“Our message to farmers is grab your mates and neighbours and treat them to a cracking night of comedy for a great cause.”

Te says that having worked in the farming industry for so long, she knows how important it is to be open about pressures that come with the job.

Their team are right behind Farmstrong.

“It’s definitely raised awareness amongst the farmers and shearers we work with about the importance of looking after yourself.

“We’ve noticed people are a lot more open to discussing the pressures they’re facing or listening to others who might be under the pump.”

“The friendships and connections you build are a big part of dealing with those challenges.”

“That’s why Farmstrong putting on these shows is a great idea. It strengthens those relationships.”

 

Show details

9 October, Woodbourne, Woodbourne Tavern, doors open 6.00 pm, show starts 7.00 pm

10 October Seddon, Awatere Memorial Hall, doors open 6.00 pm, show starts 7.00 pm.

Tickets are available online at trybooking.co.nz. Type Farmstrong in the search to find the event. Tickets are $20.

Roger Randall on his clinker with grandson Toby Randall. Photo: Supplied.

Vintage boats mark new season

A small flotilla of classic boats took to the water to mark the start of a new season.

Members of the Picton Clinker & Classic Boat Club celebrated the start of warmer weather, taking their lovingly restored vessels up the Pelorus River from Havelock.

Known as the Ice Breaker, the annual trip marks the start of a series of monthly trips out and about in the Marlborough Sounds.

Club commodore Roger Randall, who joined the club three years ago, says the boats are named after the way they are built.

“It’s a method where the hull planks are overlapped.”

Based in Picton and meeting on the first Monday each month, the club has members from all walks of life, but the majority are retired.

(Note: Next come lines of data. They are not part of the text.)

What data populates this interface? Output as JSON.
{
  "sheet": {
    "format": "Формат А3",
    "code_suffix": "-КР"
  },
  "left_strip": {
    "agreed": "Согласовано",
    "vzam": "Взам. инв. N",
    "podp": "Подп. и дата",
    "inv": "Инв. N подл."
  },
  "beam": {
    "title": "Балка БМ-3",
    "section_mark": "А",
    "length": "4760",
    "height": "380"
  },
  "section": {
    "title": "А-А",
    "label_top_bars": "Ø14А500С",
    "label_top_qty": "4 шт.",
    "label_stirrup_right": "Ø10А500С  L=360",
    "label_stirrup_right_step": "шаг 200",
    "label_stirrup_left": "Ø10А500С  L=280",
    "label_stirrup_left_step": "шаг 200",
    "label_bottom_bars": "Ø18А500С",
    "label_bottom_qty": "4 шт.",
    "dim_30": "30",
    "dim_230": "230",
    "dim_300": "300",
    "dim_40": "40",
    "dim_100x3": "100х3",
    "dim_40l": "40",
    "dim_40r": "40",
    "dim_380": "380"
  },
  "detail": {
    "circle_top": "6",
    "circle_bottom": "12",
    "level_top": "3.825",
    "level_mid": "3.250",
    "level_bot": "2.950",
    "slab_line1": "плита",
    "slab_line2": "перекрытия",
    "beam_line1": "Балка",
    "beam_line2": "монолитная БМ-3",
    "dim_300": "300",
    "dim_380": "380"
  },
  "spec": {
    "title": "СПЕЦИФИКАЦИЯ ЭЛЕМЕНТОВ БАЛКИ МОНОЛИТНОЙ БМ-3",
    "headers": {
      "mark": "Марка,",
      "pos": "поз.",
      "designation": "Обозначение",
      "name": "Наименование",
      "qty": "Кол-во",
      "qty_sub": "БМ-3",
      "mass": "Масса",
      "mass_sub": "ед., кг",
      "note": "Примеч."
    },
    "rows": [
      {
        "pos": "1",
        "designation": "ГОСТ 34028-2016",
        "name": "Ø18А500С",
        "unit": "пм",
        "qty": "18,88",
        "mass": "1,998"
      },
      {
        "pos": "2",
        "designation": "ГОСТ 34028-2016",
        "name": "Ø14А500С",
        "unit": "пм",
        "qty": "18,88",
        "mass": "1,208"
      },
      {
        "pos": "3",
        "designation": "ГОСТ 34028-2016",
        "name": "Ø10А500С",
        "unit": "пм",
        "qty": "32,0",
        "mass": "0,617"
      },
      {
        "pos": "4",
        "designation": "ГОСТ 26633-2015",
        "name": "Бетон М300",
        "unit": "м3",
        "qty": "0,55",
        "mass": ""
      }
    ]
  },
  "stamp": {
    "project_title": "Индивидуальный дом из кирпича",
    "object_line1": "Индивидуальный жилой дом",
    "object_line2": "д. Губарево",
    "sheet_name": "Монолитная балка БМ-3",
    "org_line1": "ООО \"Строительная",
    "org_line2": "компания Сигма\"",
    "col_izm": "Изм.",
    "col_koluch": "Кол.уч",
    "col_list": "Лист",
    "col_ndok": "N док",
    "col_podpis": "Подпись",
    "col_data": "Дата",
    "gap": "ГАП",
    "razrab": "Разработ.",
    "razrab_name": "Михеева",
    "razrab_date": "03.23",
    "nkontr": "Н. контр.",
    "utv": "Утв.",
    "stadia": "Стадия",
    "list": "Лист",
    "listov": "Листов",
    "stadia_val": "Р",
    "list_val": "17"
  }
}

But younger people enjoy it too, Roger says.

“It’s messing about on old boats. From the moment my grandson Toby first came out he was hooked – he thinks of it as his boat.”

Clinker, which can date back decades, can be borrowed from the club or new members can hitch a lift with others to give it a go.

The club ensures safe and interesting adventures on their runs.

“We’ve got members from all across the community and it really is good fun,” Roger says.

To find out more about the club, contact Roger on: 572 7172.

Rhys Hall from Indevin. Photo: Supplied.

Grape expectations

Rhys Hall from Indevin will be pitting his wits against five other finalists next month competing for the coveted NZ Young Viticulturist of the Year title.

The talented finalist I hoping to take out the top spot at the milestone event, which will also mark the competition’s 15th anniversary.

Since 2006 the initiative has helped support passionate, young viticulturists grow, reach their goals and move into leadership roles within the wine industry.

Leadership & Communities Manager at NZ Winegrowers Nicky Grandorge is welcoming a chance for the industry to celebrate after a tumultuous few months.

This year’s National Final is being held in conjunction with the celebration so the fifteenth winner -The Corteva NZ Young Viticulturist of the Year 2020 – will be announced at the dinner.

“In this challenging year, it is fantastic that we have made it through our six regional finals and are able to hold the National Final.

“This, along with reaching the fifteen-year milestone, is certainly something to celebrate and a wonderful opportunity to bring our passionate, big thinking winners together, many of whom are now senior leaders in our industry.” Nicky says.

The celebrations take place on 8 October in Martinborough.